> _ASSIGNMENT_
Each line of the records that includes "HDMI" should be found and copied.

> _DATA FOR THIS TASK_
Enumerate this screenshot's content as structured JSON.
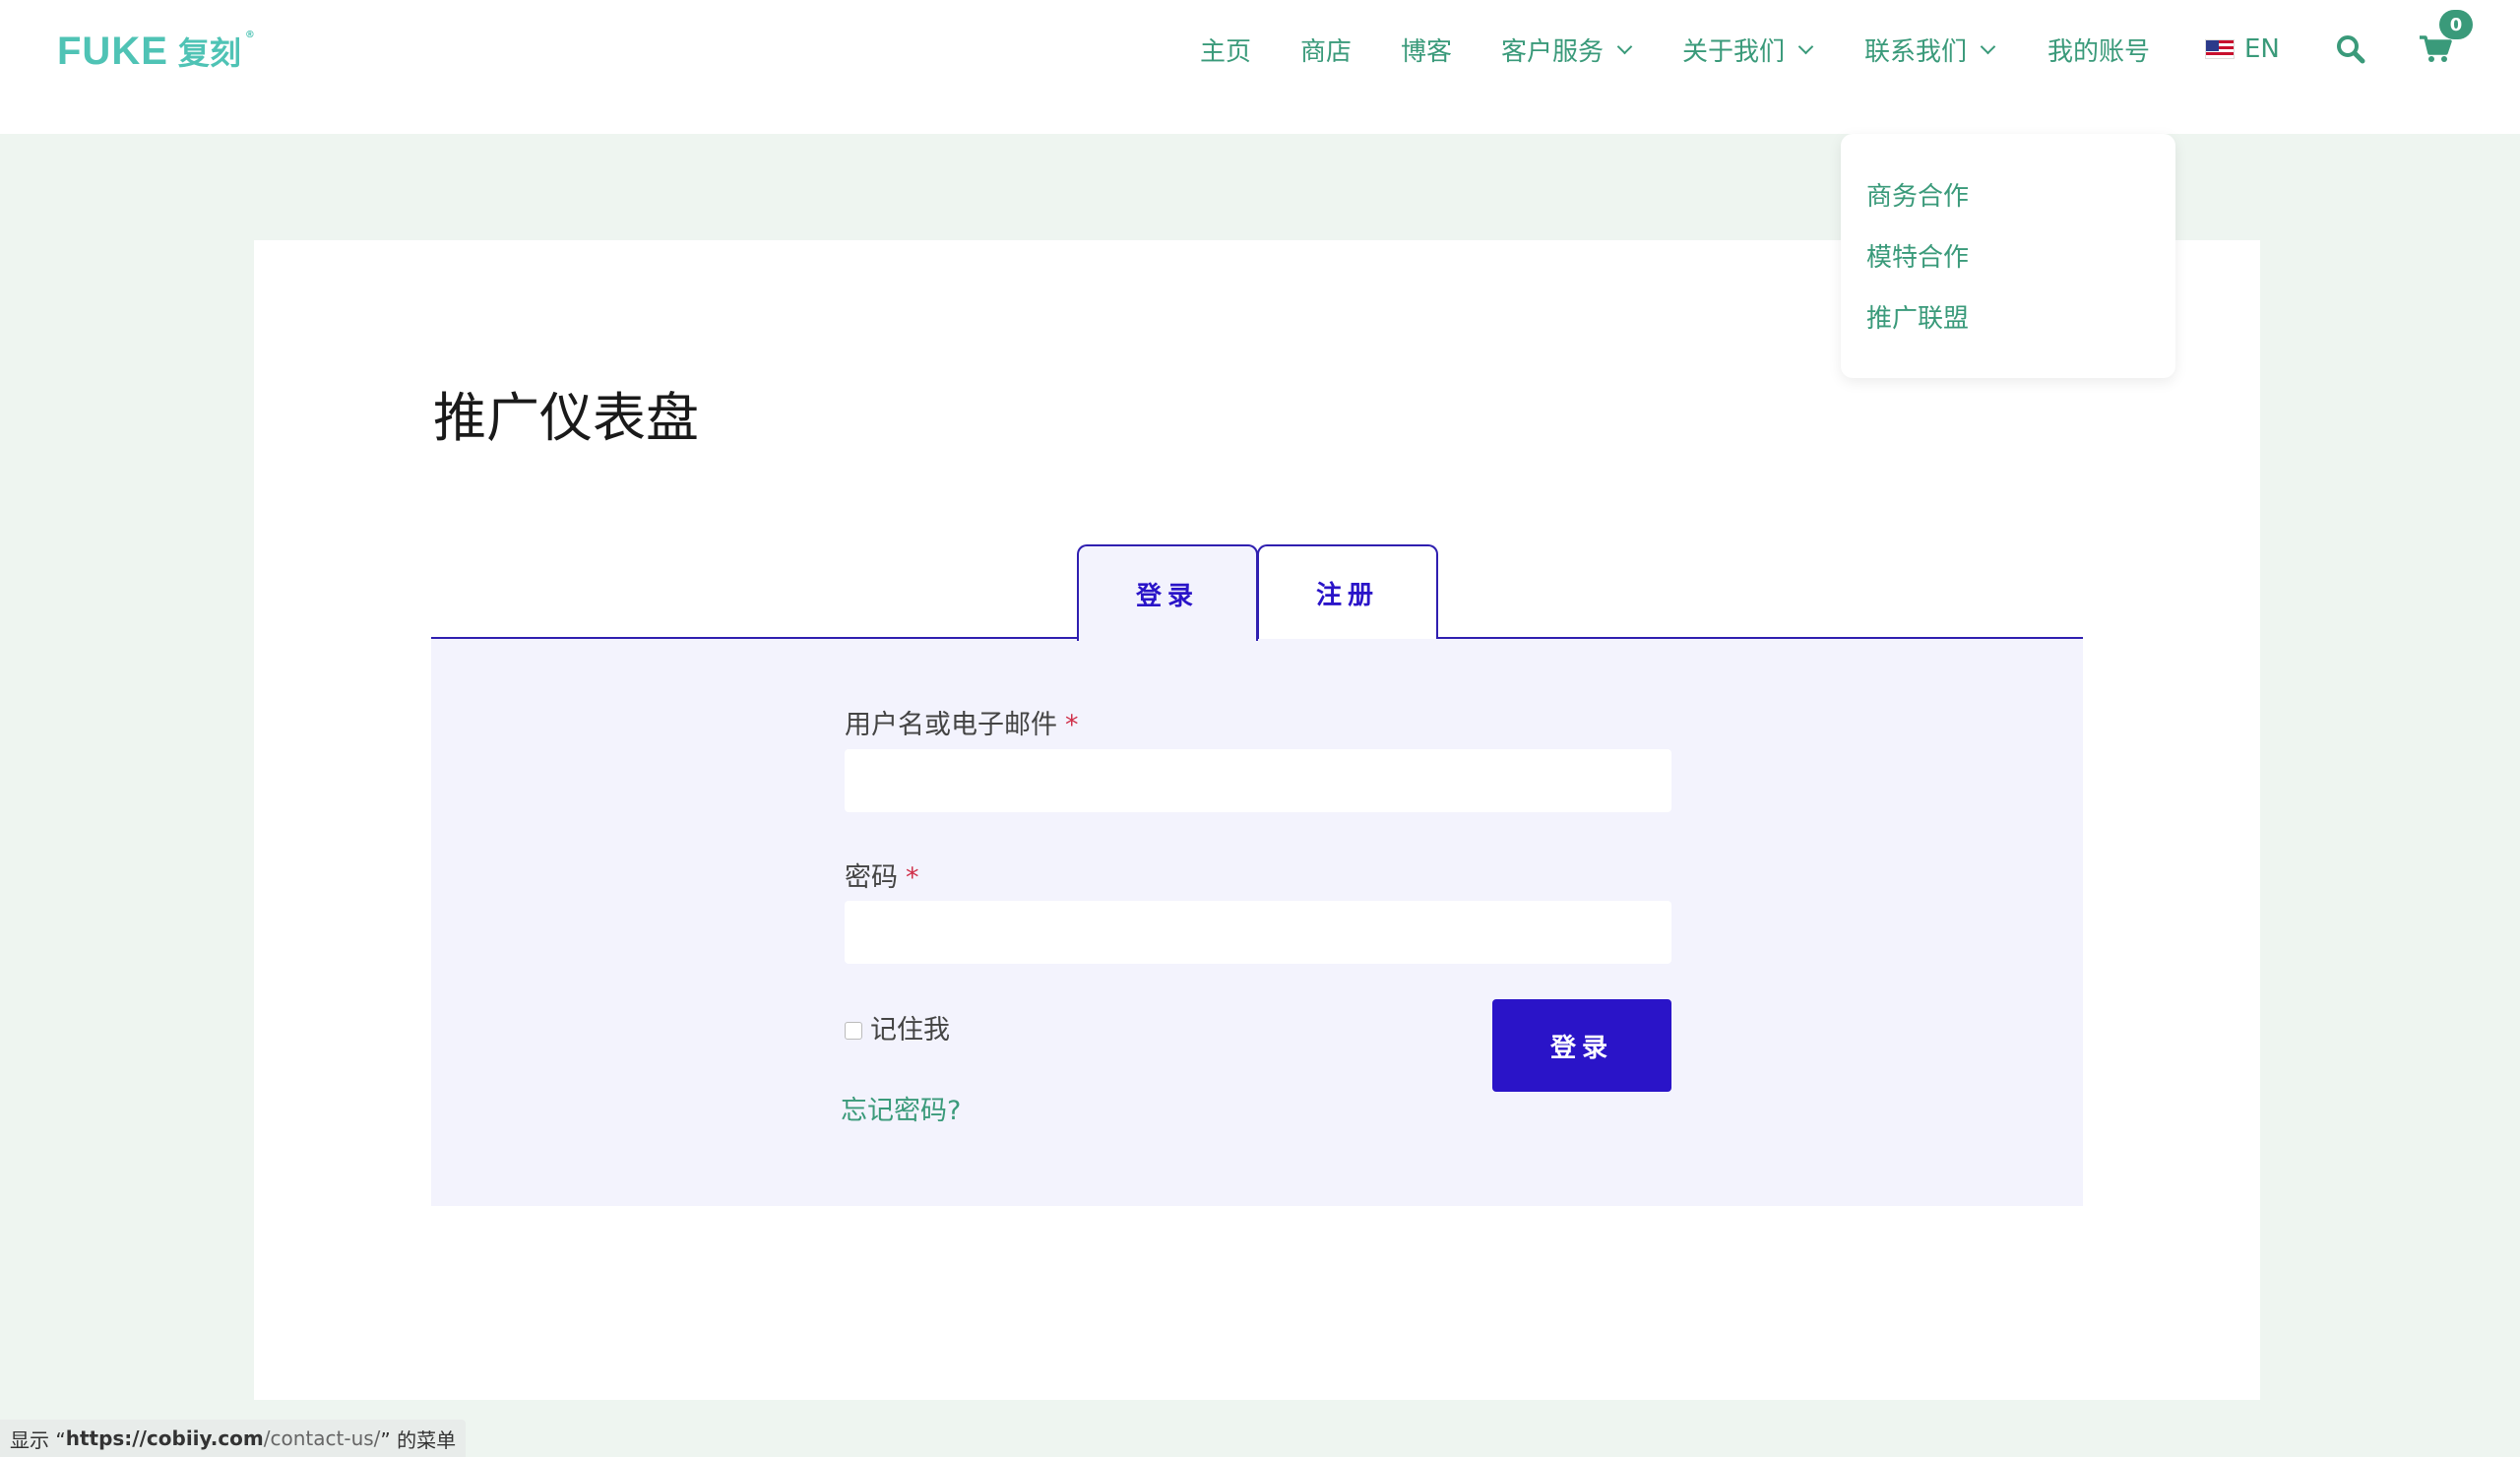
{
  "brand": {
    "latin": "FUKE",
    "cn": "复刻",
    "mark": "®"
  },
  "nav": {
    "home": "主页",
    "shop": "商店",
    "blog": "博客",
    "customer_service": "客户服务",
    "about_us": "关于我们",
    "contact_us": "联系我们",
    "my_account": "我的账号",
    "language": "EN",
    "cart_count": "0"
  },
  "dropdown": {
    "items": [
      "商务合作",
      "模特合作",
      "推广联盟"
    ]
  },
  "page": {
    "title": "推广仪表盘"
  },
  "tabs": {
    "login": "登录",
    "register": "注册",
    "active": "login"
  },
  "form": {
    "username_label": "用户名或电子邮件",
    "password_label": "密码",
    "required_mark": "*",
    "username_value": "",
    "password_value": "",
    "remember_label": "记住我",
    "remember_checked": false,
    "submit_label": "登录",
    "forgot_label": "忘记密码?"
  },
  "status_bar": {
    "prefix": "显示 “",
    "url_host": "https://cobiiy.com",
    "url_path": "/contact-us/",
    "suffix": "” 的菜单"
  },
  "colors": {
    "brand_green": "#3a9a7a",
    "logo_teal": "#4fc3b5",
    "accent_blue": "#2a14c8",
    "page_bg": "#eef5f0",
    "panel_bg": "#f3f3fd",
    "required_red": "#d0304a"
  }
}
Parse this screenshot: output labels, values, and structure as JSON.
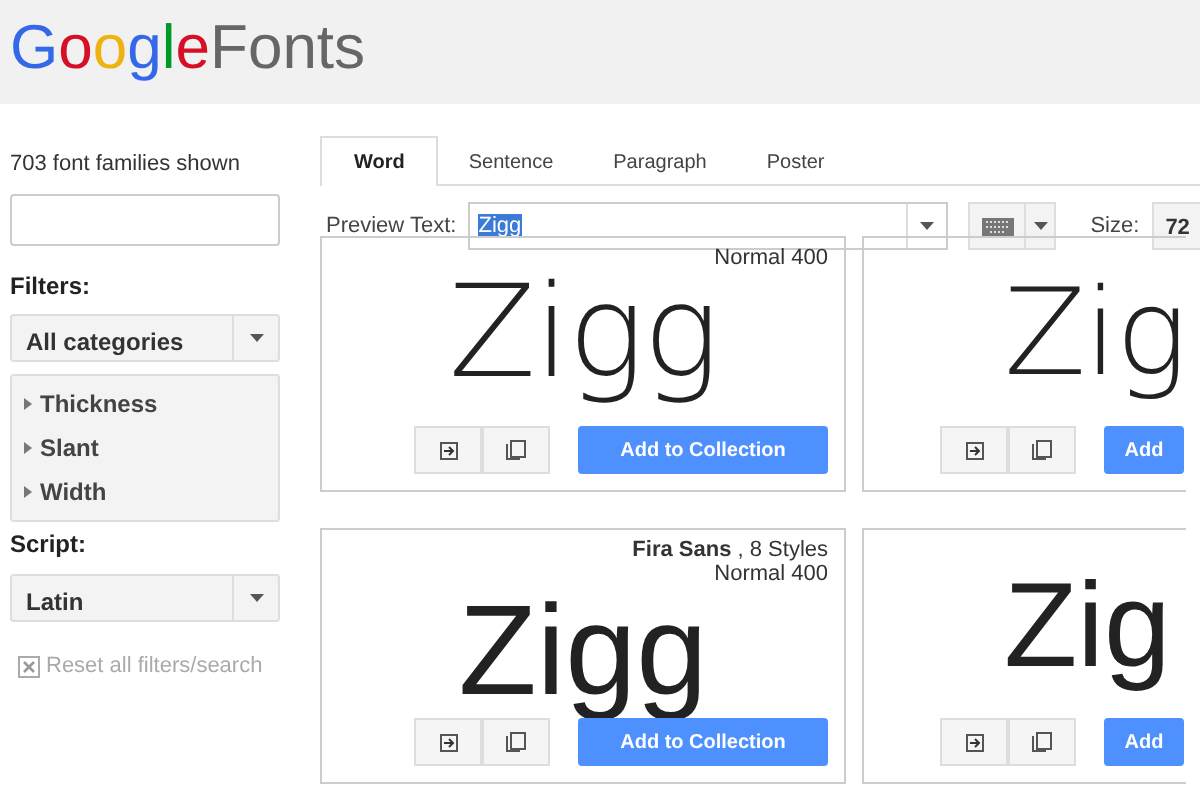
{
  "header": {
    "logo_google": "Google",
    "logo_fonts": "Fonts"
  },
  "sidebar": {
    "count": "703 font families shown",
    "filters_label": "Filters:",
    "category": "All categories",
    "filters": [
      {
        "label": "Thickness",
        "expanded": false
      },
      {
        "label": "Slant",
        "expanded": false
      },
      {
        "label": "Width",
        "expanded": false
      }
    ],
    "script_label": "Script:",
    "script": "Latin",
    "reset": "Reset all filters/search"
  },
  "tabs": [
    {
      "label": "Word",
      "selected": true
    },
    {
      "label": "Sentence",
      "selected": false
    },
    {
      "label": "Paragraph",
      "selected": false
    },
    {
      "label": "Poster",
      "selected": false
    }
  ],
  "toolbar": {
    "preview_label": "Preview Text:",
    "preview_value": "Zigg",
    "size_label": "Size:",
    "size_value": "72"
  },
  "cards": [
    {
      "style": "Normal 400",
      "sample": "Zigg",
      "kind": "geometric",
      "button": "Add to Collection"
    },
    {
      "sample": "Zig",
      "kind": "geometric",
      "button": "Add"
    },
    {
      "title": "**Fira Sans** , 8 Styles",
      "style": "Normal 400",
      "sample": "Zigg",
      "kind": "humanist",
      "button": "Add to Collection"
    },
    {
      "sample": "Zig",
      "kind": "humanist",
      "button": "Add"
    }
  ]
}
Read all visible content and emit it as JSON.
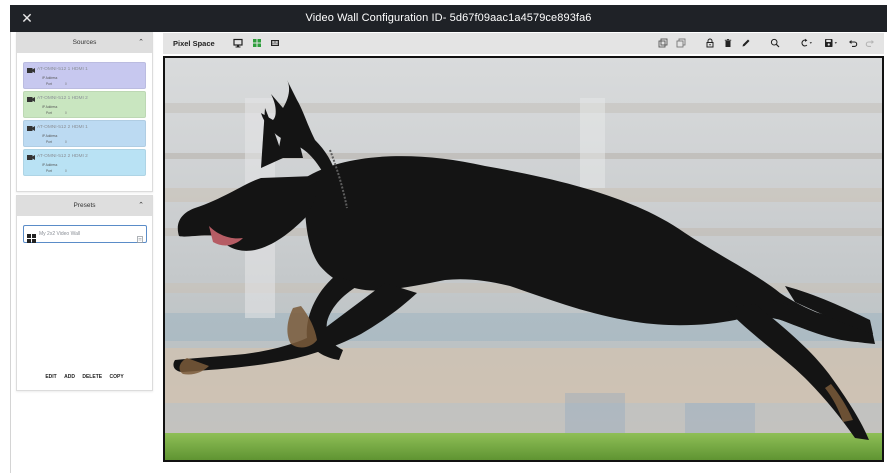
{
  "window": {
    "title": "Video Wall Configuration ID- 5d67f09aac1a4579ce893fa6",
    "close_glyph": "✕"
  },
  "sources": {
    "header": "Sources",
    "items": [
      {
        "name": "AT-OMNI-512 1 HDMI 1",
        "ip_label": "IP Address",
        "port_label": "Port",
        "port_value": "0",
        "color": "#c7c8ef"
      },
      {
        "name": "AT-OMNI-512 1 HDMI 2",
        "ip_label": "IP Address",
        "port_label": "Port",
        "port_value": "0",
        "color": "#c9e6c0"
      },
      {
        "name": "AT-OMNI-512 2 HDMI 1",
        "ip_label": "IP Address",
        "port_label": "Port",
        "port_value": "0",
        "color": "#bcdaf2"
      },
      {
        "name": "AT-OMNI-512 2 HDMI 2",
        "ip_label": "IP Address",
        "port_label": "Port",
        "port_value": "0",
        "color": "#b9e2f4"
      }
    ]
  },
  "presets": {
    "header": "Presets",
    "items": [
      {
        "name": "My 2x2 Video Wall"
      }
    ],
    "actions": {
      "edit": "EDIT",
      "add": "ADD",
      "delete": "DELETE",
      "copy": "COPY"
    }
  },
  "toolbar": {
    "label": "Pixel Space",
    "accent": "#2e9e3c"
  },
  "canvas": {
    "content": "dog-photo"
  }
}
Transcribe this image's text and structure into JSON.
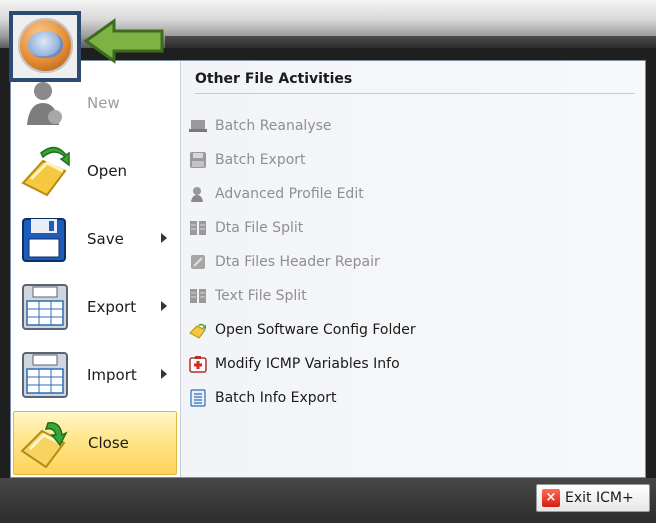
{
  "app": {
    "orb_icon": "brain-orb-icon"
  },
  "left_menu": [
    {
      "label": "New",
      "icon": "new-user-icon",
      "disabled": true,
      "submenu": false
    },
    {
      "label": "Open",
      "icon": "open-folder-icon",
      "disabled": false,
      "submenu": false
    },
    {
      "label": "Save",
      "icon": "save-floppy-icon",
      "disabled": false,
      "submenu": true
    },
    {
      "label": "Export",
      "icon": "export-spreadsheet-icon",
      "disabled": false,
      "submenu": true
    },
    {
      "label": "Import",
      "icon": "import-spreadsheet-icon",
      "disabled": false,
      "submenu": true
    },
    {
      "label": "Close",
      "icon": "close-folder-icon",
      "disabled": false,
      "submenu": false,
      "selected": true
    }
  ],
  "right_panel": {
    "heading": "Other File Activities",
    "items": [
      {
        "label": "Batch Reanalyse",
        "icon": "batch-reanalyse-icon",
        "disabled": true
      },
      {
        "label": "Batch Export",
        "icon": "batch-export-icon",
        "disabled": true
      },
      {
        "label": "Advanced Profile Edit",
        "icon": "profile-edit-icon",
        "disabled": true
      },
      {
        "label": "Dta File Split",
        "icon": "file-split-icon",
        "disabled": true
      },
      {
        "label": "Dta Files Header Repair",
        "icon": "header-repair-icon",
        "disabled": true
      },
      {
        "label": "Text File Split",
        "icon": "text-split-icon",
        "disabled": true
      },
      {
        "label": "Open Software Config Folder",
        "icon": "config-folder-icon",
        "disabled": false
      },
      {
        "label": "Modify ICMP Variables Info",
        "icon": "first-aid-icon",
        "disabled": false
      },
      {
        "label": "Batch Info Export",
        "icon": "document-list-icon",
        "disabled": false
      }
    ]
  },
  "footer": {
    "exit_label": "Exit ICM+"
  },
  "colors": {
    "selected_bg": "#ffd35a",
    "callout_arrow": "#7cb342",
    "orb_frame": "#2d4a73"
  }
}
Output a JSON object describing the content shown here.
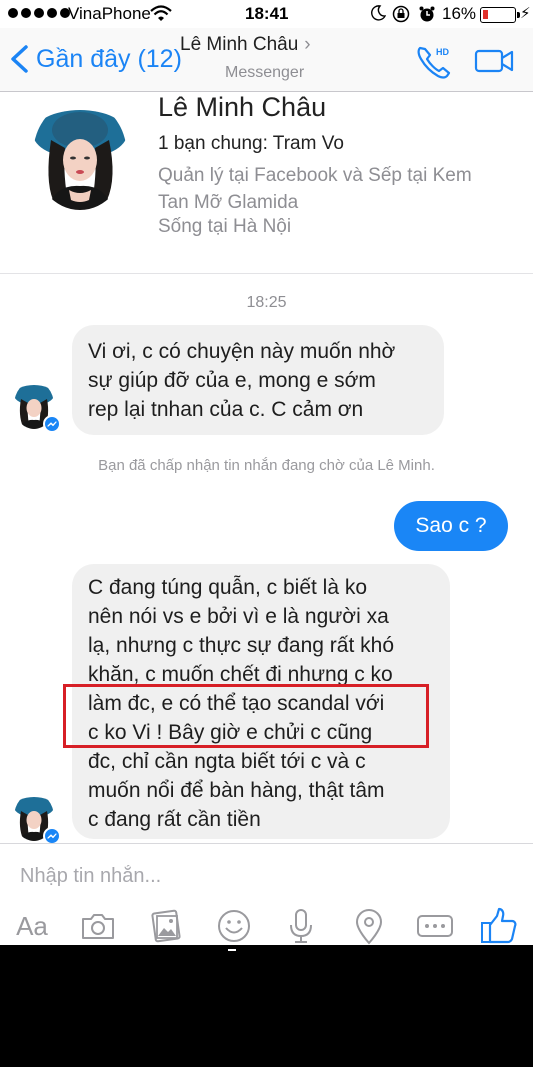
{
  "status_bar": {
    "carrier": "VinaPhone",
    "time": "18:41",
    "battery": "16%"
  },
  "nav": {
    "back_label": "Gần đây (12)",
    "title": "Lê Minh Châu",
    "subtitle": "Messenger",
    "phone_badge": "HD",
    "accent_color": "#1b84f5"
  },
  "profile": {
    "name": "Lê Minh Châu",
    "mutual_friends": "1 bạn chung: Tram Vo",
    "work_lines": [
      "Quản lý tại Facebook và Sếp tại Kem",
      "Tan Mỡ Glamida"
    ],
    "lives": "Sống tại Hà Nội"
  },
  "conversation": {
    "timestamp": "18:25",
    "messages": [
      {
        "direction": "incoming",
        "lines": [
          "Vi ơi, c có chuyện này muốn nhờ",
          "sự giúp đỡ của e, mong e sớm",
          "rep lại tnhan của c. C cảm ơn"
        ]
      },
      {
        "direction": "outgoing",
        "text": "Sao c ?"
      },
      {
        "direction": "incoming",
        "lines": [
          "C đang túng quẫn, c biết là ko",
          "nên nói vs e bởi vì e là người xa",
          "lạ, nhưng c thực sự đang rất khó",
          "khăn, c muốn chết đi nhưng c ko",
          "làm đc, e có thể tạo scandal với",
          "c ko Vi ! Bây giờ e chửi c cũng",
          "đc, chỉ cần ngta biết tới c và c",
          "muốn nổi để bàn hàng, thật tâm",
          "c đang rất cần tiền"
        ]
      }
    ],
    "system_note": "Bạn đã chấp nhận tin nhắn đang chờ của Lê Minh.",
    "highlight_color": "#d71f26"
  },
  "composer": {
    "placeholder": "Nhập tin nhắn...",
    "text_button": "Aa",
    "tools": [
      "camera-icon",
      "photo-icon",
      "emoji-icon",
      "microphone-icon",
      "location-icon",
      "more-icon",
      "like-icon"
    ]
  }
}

> _ANSWER_
        "name": "AT-OMNI-512 1 HDMI 1",
        "name": "AT-OMNI-512 1 HDMI 2",
        "name": "AT-OMNI-512 2 HDMI 1",
        "name": "AT-OMNI-512 2 HDMI 2",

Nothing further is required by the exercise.